◆ Data

=== Section Start ===

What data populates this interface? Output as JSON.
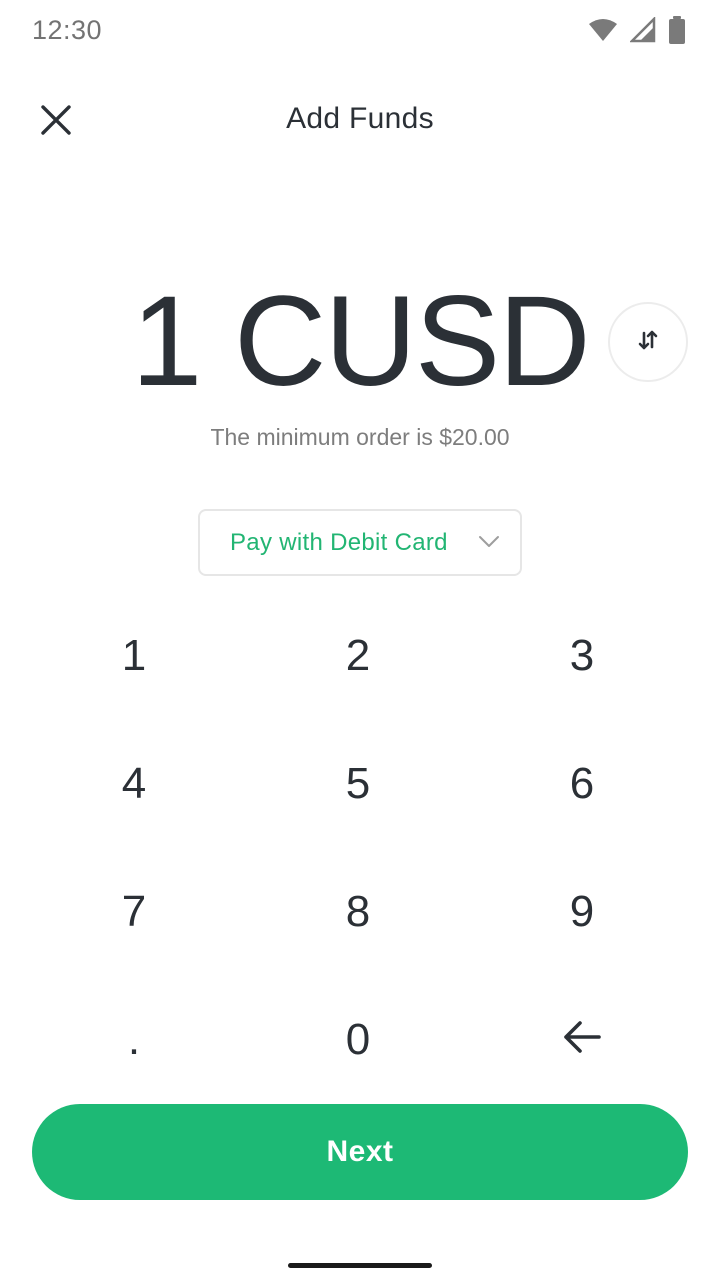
{
  "status_bar": {
    "time": "12:30",
    "icons": [
      "wifi-icon",
      "signal-icon",
      "battery-icon"
    ]
  },
  "header": {
    "title": "Add Funds",
    "close_icon": "close-icon"
  },
  "amount": {
    "value": "1 CUSD",
    "swap_icon": "swap-arrows-icon"
  },
  "min_order": "The minimum order is $20.00",
  "payment": {
    "selected": "Pay with Debit Card",
    "chevron_icon": "chevron-down-icon"
  },
  "keypad": {
    "keys": [
      "1",
      "2",
      "3",
      "4",
      "5",
      "6",
      "7",
      "8",
      "9",
      ".",
      "0"
    ],
    "backspace_icon": "backspace-arrow-icon"
  },
  "actions": {
    "next_label": "Next"
  },
  "colors": {
    "accent": "#1db975",
    "accent_text": "#22b573",
    "text_primary": "#2b3036",
    "text_secondary": "#7d7d7d"
  }
}
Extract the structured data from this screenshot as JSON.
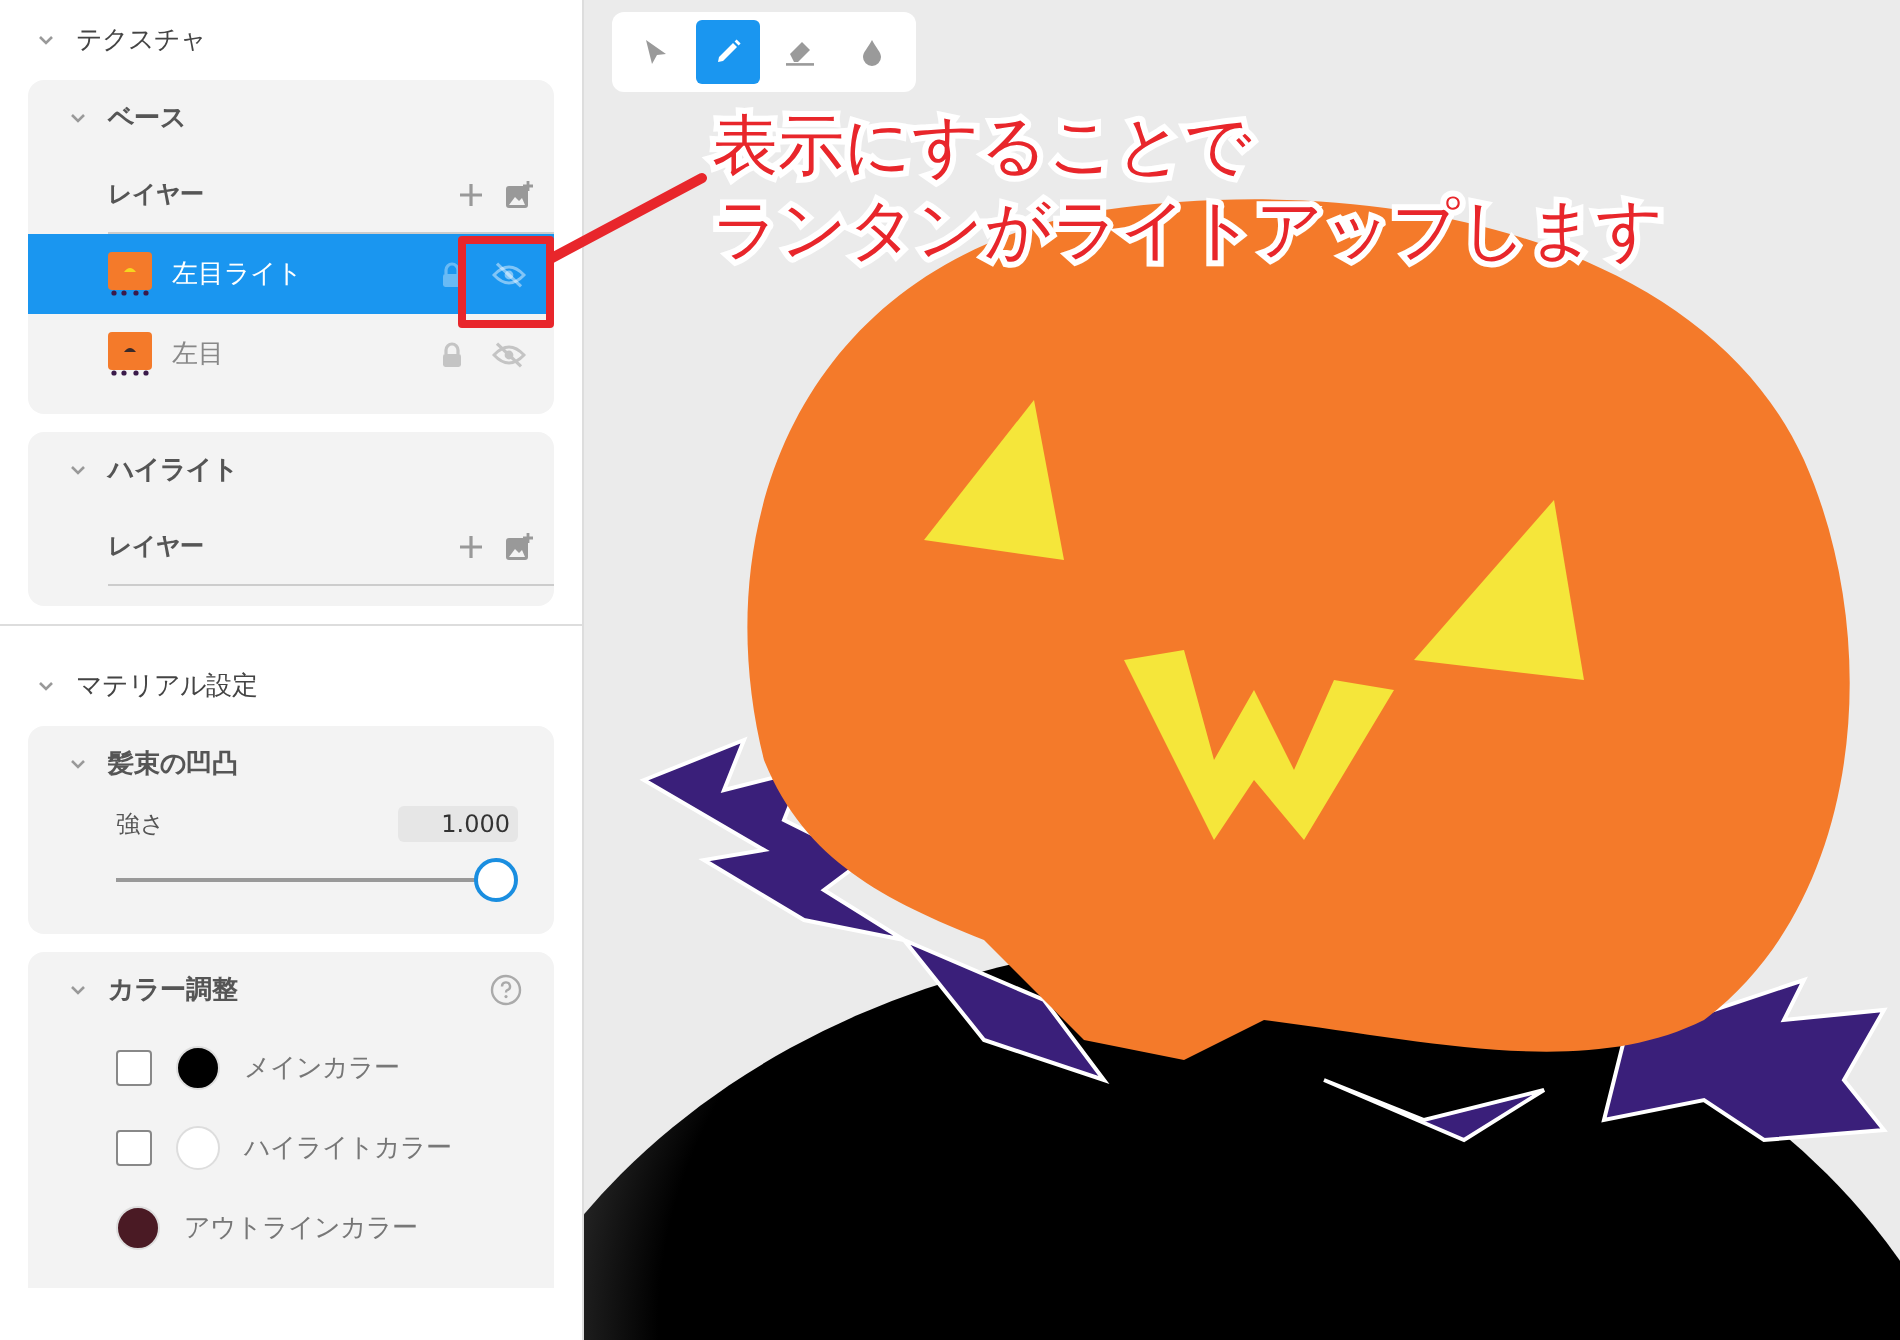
{
  "texture": {
    "title": "テクスチャ",
    "expanded": true,
    "groups": [
      {
        "title": "ベース",
        "expanded": true,
        "layers_label": "レイヤー",
        "layers": [
          {
            "name": "左目ライト",
            "selected": true,
            "hidden": true
          },
          {
            "name": "左目",
            "selected": false,
            "hidden": true
          }
        ]
      },
      {
        "title": "ハイライト",
        "expanded": true,
        "layers_label": "レイヤー"
      }
    ]
  },
  "material": {
    "title": "マテリアル設定",
    "expanded": true,
    "bump": {
      "title": "髪束の凹凸",
      "expanded": true,
      "slider": {
        "label": "強さ",
        "value": "1.000",
        "level": 1.0
      }
    },
    "color_adjust": {
      "title": "カラー調整",
      "expanded": true,
      "colors": [
        {
          "kind": "checkbox",
          "label": "メインカラー",
          "checked": false,
          "color": "#000000"
        },
        {
          "kind": "checkbox",
          "label": "ハイライトカラー",
          "checked": false,
          "color": "#ffffff"
        },
        {
          "kind": "plain",
          "label": "アウトラインカラー",
          "color": "#4a1a24"
        }
      ]
    }
  },
  "toolbar": [
    {
      "kind": "pointer",
      "selected": false
    },
    {
      "kind": "pen",
      "selected": true
    },
    {
      "kind": "eraser",
      "selected": false
    },
    {
      "kind": "dropper",
      "selected": false
    }
  ],
  "annotation": {
    "lines": [
      "表示にすることで",
      "ランタンがライトアップします"
    ]
  }
}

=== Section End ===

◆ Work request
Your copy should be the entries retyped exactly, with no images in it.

◆ Response to this exercise
What data populates this interface? Output as JSON.
{
  "status_bar": {
    "time": "12:30",
    "icons": [
      "wifi-icon",
      "signal-icon",
      "battery-icon"
    ]
  },
  "header": {
    "title": "Add Funds",
    "close_icon": "close-icon"
  },
  "amount": {
    "value": "1 CUSD",
    "swap_icon": "swap-arrows-icon"
  },
  "min_order": "The minimum order is $20.00",
  "payment": {
    "selected": "Pay with Debit Card",
    "chevron_icon": "chevron-down-icon"
  },
  "keypad": {
    "keys": [
      "1",
      "2",
      "3",
      "4",
      "5",
      "6",
      "7",
      "8",
      "9",
      ".",
      "0"
    ],
    "backspace_icon": "backspace-arrow-icon"
  },
  "actions": {
    "next_label": "Next"
  },
  "colors": {
    "accent": "#1db975",
    "accent_text": "#22b573",
    "text_primary": "#2b3036",
    "text_secondary": "#7d7d7d"
  }
}
Extract the structured data from this screenshot as JSON.
{
  "texture": {
    "title": "テクスチャ",
    "expanded": true,
    "groups": [
      {
        "title": "ベース",
        "expanded": true,
        "layers_label": "レイヤー",
        "layers": [
          {
            "name": "左目ライト",
            "selected": true,
            "hidden": true
          },
          {
            "name": "左目",
            "selected": false,
            "hidden": true
          }
        ]
      },
      {
        "title": "ハイライト",
        "expanded": true,
        "layers_label": "レイヤー"
      }
    ]
  },
  "material": {
    "title": "マテリアル設定",
    "expanded": true,
    "bump": {
      "title": "髪束の凹凸",
      "expanded": true,
      "slider": {
        "label": "強さ",
        "value": "1.000",
        "level": 1.0
      }
    },
    "color_adjust": {
      "title": "カラー調整",
      "expanded": true,
      "colors": [
        {
          "kind": "checkbox",
          "label": "メインカラー",
          "checked": false,
          "color": "#000000"
        },
        {
          "kind": "checkbox",
          "label": "ハイライトカラー",
          "checked": false,
          "color": "#ffffff"
        },
        {
          "kind": "plain",
          "label": "アウトラインカラー",
          "color": "#4a1a24"
        }
      ]
    }
  },
  "toolbar": [
    {
      "kind": "pointer",
      "selected": false
    },
    {
      "kind": "pen",
      "selected": true
    },
    {
      "kind": "eraser",
      "selected": false
    },
    {
      "kind": "dropper",
      "selected": false
    }
  ],
  "annotation": {
    "lines": [
      "表示にすることで",
      "ランタンがライトアップします"
    ]
  }
}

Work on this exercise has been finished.